A big part of the Highway’s design is the active Fluence pickup, which is both visually and sonically different from most systems. Mounted at the top of the soundhole, the transducer has a crescent shape that follows the soundhole’s curves. It looks organic, with the black of the pickup offering a nice offset to the mahogany’s café au lait finish. The back of the guitar includes a battery compartment for the Fluence’s 9-volt battery and a panel for servicing the electronics.
There are two controls below the right side of the bridge: volume and contour. The latter is different from most tone controls in that it moves between a range of sonic profiles. In what would usually be full-on position, the tone is fatter and jazzier; in the rolled-off position, it’s lighter and more acoustic. There are plenty of shades in between those two settings.
Through the Nano Bass—a compact amp with a big low end—the Highway sounds deep and rich. With reviews, I usually just start playing and let the guitar take me somewhere before coming back to touch all the bases, and this guitar led me to fingerstyle with the melody on the lower strings. It was easy to control the attack and get a clear, powerful tone. I added a bit of treble at the amp to get the top strings to punch a little more, but amplified, the balance across all six strings was impressive. So while the Fluence doesn’t cut like a piezo, neither does it squawk.

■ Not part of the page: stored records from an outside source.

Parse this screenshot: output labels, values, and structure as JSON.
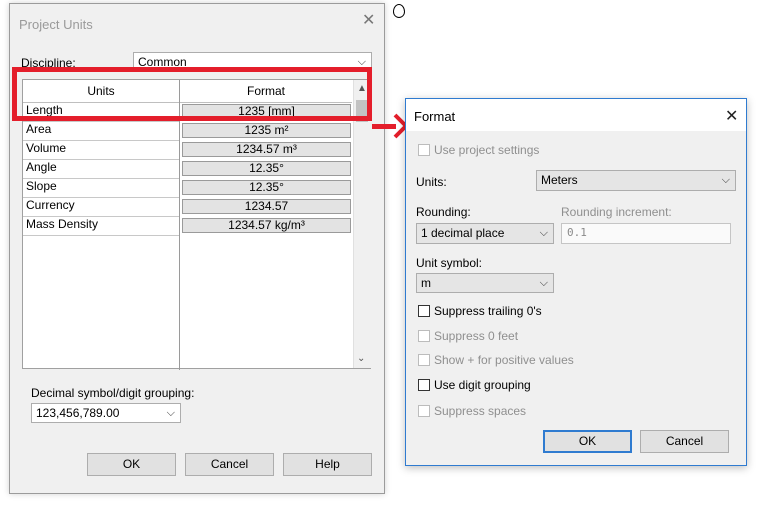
{
  "cursor_glyph": "○",
  "project_units": {
    "title": "Project Units",
    "close_glyph": "✕",
    "discipline_label": "Discipline:",
    "discipline_value": "Common",
    "columns": {
      "units": "Units",
      "format": "Format"
    },
    "rows": [
      {
        "unit": "Length",
        "format": "1235 [mm]"
      },
      {
        "unit": "Area",
        "format": "1235 m²"
      },
      {
        "unit": "Volume",
        "format": "1234.57 m³"
      },
      {
        "unit": "Angle",
        "format": "12.35°"
      },
      {
        "unit": "Slope",
        "format": "12.35°"
      },
      {
        "unit": "Currency",
        "format": "1234.57"
      },
      {
        "unit": "Mass Density",
        "format": "1234.57 kg/m³"
      }
    ],
    "decimal_label": "Decimal symbol/digit grouping:",
    "decimal_value": "123,456,789.00",
    "ok": "OK",
    "cancel": "Cancel",
    "help": "Help"
  },
  "format_dialog": {
    "title": "Format",
    "close_glyph": "✕",
    "use_project_settings": "Use project settings",
    "units_label": "Units:",
    "units_value": "Meters",
    "rounding_label": "Rounding:",
    "rounding_value": "1 decimal place",
    "rounding_increment_label": "Rounding increment:",
    "rounding_increment_value": "0.1",
    "unit_symbol_label": "Unit symbol:",
    "unit_symbol_value": "m",
    "suppress_trailing": "Suppress trailing 0's",
    "suppress_zero_feet": "Suppress 0 feet",
    "show_plus": "Show + for positive values",
    "use_digit_grouping": "Use digit grouping",
    "suppress_spaces": "Suppress spaces",
    "ok": "OK",
    "cancel": "Cancel"
  },
  "colors": {
    "highlight": "#e41e2b",
    "accent": "#2f7bd0"
  }
}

Plugging directly into the Apollo and listening with headphones, I was better able to isolate the electronics from the acoustic sound and get a sense of how the contour control works. The best way I can describe it is that the top end is mostly untouched, while the mids and low mids shift with the control. As with the amp, the full-on position makes the low end punchy, and the rolled-off end offers a tighter bass sound. Being able to tailor the midrange and get just enough emphasis on the lower mids would be especially handy for feeding a house PA system.
Keys to the Highway
Fender clearly sees the Highway as an alternative to a traditional acoustic instrument that retains some of a flattop’s shape and vibe. The fast neck and thin body are clearly aimed at electric players. In that sense, it’s a bullseye.
Will it appeal to traditional acoustic players? Let’s stipulate that if you can play lead lines on a traditional dreadnought or fingerpick on a nylon-string, the thin neck isn’t going to change your life. But the range of tones, and the interaction of a resonating body, do make the Highway as different from a normal electric guitar as it is from a traditional acoustic. I can see this as a strong alternative for looping or effects-laden acoustic music, where you want the tone of the acoustic but the control of an electric.
This article originally appeared in the March/April 2024 issue of Acoustic Guitar magazine.